**TRY IT:**
The listing that follows is to be repeated exactly.
╭─ LISTED ENTRIES
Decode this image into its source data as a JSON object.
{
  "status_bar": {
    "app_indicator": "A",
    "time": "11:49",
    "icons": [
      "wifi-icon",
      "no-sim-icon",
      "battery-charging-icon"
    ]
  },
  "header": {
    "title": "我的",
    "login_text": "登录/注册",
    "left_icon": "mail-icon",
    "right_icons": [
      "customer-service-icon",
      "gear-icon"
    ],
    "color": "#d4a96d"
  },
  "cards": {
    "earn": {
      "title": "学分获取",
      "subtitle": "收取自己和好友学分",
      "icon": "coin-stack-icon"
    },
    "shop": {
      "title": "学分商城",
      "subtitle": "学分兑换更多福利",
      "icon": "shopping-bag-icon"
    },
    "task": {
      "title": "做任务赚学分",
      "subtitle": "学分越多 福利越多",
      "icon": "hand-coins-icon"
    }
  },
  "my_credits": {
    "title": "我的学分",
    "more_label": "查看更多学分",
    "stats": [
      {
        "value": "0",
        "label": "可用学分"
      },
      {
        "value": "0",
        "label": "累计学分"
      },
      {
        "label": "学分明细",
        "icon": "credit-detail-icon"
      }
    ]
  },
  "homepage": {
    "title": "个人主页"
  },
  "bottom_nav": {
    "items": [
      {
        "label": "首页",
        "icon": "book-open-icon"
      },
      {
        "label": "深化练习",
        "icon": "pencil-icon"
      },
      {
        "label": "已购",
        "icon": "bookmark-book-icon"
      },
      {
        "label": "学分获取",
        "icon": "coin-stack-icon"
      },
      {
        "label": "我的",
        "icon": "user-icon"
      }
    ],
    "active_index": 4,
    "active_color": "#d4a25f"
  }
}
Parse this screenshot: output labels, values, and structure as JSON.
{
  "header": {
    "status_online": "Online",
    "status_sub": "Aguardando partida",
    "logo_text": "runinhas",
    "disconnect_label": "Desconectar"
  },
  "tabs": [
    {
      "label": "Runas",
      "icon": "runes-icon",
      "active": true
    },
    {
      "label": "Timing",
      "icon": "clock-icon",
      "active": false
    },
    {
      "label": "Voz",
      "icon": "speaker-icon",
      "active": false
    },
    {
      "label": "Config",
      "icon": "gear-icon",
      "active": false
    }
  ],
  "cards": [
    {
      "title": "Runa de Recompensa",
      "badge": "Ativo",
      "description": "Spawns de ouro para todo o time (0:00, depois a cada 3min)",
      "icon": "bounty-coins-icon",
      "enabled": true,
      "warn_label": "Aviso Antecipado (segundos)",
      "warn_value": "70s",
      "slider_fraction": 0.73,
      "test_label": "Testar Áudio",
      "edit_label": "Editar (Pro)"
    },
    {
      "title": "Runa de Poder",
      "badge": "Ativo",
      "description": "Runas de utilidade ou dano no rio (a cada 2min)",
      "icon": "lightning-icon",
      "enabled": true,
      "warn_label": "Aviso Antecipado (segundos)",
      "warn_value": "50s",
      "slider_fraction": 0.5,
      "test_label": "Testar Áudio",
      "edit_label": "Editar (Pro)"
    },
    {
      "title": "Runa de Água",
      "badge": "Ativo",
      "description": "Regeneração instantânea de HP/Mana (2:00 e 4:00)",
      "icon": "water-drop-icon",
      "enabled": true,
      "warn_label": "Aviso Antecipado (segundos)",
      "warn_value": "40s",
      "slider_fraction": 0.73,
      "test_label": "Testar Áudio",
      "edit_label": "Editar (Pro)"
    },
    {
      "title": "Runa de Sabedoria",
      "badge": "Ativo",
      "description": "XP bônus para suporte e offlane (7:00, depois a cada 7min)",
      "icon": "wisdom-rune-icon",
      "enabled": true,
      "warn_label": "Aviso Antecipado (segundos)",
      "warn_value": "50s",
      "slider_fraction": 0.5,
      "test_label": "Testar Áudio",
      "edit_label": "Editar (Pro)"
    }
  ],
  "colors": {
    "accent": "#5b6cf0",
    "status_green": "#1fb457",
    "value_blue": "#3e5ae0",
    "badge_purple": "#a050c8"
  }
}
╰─
**EXPECTED OUTPUT:**
Decode this image into its source data as a JSON object.
{
  "status_bar": {
    "app_indicator": "A",
    "time": "11:49",
    "icons": [
      "wifi-icon",
      "no-sim-icon",
      "battery-charging-icon"
    ]
  },
  "header": {
    "title": "我的",
    "login_text": "登录/注册",
    "left_icon": "mail-icon",
    "right_icons": [
      "customer-service-icon",
      "gear-icon"
    ],
    "color": "#d4a96d"
  },
  "cards": {
    "earn": {
      "title": "学分获取",
      "subtitle": "收取自己和好友学分",
      "icon": "coin-stack-icon"
    },
    "shop": {
      "title": "学分商城",
      "subtitle": "学分兑换更多福利",
      "icon": "shopping-bag-icon"
    },
    "task": {
      "title": "做任务赚学分",
      "subtitle": "学分越多 福利越多",
      "icon": "hand-coins-icon"
    }
  },
  "my_credits": {
    "title": "我的学分",
    "more_label": "查看更多学分",
    "stats": [
      {
        "value": "0",
        "label": "可用学分"
      },
      {
        "value": "0",
        "label": "累计学分"
      },
      {
        "label": "学分明细",
        "icon": "credit-detail-icon"
      }
    ]
  },
  "homepage": {
    "title": "个人主页"
  },
  "bottom_nav": {
    "items": [
      {
        "label": "首页",
        "icon": "book-open-icon"
      },
      {
        "label": "深化练习",
        "icon": "pencil-icon"
      },
      {
        "label": "已购",
        "icon": "bookmark-book-icon"
      },
      {
        "label": "学分获取",
        "icon": "coin-stack-icon"
      },
      {
        "label": "我的",
        "icon": "user-icon"
      }
    ],
    "active_index": 4,
    "active_color": "#d4a25f"
  }
}
Parse this screenshot: output labels, values, and structure as JSON.
{
  "header": {
    "status_online": "Online",
    "status_sub": "Aguardando partida",
    "logo_text": "runinhas",
    "disconnect_label": "Desconectar"
  },
  "tabs": [
    {
      "label": "Runas",
      "icon": "runes-icon",
      "active": true
    },
    {
      "label": "Timing",
      "icon": "clock-icon",
      "active": false
    },
    {
      "label": "Voz",
      "icon": "speaker-icon",
      "active": false
    },
    {
      "label": "Config",
      "icon": "gear-icon",
      "active": false
    }
  ],
  "cards": [
    {
      "title": "Runa de Recompensa",
      "badge": "Ativo",
      "description": "Spawns de ouro para todo o time (0:00, depois a cada 3min)",
      "icon": "bounty-coins-icon",
      "enabled": true,
      "warn_label": "Aviso Antecipado (segundos)",
      "warn_value": "70s",
      "slider_fraction": 0.73,
      "test_label": "Testar Áudio",
      "edit_label": "Editar (Pro)"
    },
    {
      "title": "Runa de Poder",
      "badge": "Ativo",
      "description": "Runas de utilidade ou dano no rio (a cada 2min)",
      "icon": "lightning-icon",
      "enabled": true,
      "warn_label": "Aviso Antecipado (segundos)",
      "warn_value": "50s",
      "slider_fraction": 0.5,
      "test_label": "Testar Áudio",
      "edit_label": "Editar (Pro)"
    },
    {
      "title": "Runa de Água",
      "badge": "Ativo",
      "description": "Regeneração instantânea de HP/Mana (2:00 e 4:00)",
      "icon": "water-drop-icon",
      "enabled": true,
      "warn_label": "Aviso Antecipado (segundos)",
      "warn_value": "40s",
      "slider_fraction": 0.73,
      "test_label": "Testar Áudio",
      "edit_label": "Editar (Pro)"
    },
    {
      "title": "Runa de Sabedoria",
      "badge": "Ativo",
      "description": "XP bônus para suporte e offlane (7:00, depois a cada 7min)",
      "icon": "wisdom-rune-icon",
      "enabled": true,
      "warn_label": "Aviso Antecipado (segundos)",
      "warn_value": "50s",
      "slider_fraction": 0.5,
      "test_label": "Testar Áudio",
      "edit_label": "Editar (Pro)"
    }
  ],
  "colors": {
    "accent": "#5b6cf0",
    "status_green": "#1fb457",
    "value_blue": "#3e5ae0",
    "badge_purple": "#a050c8"
  }
}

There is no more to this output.